### What the task requires
The answer must be every line of the records below that contains the word "Insert", copied out.

### Material supplied
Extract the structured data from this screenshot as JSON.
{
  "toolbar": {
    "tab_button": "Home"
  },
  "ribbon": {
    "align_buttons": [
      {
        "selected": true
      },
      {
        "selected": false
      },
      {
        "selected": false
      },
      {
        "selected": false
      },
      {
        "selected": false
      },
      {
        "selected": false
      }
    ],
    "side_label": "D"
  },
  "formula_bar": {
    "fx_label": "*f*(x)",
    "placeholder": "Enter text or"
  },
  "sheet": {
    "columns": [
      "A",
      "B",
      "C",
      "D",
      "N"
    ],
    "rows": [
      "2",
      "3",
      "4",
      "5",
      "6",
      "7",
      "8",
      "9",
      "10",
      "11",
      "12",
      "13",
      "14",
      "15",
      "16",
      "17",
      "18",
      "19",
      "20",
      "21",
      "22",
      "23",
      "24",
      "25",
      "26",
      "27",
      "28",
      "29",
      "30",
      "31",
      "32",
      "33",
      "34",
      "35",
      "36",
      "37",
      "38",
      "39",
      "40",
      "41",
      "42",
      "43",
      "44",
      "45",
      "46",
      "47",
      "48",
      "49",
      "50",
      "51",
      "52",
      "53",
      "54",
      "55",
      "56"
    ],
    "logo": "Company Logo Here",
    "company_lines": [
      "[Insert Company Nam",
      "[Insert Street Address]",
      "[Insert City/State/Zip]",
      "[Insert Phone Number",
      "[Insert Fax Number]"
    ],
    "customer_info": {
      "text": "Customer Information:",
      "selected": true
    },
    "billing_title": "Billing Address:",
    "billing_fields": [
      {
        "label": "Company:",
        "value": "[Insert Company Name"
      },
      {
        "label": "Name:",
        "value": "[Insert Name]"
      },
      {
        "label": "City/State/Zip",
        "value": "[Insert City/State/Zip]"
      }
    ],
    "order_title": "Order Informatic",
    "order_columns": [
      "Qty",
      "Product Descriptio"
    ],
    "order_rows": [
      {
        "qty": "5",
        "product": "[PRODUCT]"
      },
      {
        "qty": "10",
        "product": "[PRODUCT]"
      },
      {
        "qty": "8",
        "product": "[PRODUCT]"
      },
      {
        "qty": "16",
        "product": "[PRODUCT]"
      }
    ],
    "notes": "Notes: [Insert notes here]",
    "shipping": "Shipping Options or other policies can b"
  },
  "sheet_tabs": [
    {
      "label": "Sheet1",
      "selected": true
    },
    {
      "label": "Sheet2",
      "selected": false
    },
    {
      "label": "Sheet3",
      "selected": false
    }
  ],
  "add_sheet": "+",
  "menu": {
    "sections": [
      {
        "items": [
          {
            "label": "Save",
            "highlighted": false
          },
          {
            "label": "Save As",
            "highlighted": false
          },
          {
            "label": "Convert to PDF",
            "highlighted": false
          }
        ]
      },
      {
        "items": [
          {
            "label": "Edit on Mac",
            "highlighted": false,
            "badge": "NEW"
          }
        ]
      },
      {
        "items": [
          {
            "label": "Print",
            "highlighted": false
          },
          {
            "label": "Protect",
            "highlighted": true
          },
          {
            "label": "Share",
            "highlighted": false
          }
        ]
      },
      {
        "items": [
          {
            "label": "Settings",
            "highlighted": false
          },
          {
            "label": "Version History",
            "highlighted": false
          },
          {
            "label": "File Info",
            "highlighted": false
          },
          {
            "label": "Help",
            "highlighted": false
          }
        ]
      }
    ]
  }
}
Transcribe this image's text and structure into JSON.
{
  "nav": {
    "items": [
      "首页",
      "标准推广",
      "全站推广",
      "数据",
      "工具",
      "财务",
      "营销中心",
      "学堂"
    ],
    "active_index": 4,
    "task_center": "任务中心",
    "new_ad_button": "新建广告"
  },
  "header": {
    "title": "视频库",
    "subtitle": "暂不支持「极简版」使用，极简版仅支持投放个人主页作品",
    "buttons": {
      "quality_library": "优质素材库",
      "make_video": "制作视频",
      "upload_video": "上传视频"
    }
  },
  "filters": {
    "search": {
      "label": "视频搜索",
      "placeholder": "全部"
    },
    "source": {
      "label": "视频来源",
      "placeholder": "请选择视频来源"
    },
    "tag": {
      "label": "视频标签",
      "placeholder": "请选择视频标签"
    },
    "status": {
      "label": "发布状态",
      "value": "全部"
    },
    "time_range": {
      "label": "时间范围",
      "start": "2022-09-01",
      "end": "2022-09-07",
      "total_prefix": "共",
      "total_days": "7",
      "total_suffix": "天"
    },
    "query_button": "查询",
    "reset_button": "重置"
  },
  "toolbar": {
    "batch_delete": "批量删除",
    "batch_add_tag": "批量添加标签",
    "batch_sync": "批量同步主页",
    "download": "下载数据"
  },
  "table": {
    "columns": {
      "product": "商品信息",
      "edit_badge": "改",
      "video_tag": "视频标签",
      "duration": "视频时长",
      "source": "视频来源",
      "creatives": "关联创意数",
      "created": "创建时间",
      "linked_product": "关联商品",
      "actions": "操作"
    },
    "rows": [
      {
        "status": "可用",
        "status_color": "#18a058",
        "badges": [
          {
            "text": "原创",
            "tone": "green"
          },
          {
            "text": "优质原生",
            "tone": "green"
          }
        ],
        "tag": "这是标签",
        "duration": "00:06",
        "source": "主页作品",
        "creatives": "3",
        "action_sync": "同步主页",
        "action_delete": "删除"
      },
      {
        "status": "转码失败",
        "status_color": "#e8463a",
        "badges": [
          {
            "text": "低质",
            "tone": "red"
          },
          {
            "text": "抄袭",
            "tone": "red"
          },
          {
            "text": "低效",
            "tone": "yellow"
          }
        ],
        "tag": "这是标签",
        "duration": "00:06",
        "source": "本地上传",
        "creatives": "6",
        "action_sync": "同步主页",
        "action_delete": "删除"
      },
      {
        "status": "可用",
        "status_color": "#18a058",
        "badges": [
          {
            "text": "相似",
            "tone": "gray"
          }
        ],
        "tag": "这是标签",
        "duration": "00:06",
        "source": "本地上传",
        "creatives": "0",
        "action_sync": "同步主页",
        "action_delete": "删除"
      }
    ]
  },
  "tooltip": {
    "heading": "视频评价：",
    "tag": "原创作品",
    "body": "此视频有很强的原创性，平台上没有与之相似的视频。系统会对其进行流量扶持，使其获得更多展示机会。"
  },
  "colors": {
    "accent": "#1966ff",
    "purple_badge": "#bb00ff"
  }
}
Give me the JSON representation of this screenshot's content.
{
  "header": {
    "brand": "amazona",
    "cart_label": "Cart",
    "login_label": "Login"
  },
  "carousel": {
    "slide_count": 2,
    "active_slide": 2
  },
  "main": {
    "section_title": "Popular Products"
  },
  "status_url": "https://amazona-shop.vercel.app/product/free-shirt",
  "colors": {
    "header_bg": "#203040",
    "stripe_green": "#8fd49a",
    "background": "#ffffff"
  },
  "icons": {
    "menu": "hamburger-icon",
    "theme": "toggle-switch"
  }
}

### Output
      "[Insert Company Nam",
      "[Insert Street Address]",
      "[Insert City/State/Zip]",
      "[Insert Phone Number",
      "[Insert Fax Number]"
        "value": "[Insert Company Name"
        "value": "[Insert Name]"
        "value": "[Insert City/State/Zip]"
    "notes": "Notes: [Insert notes here]",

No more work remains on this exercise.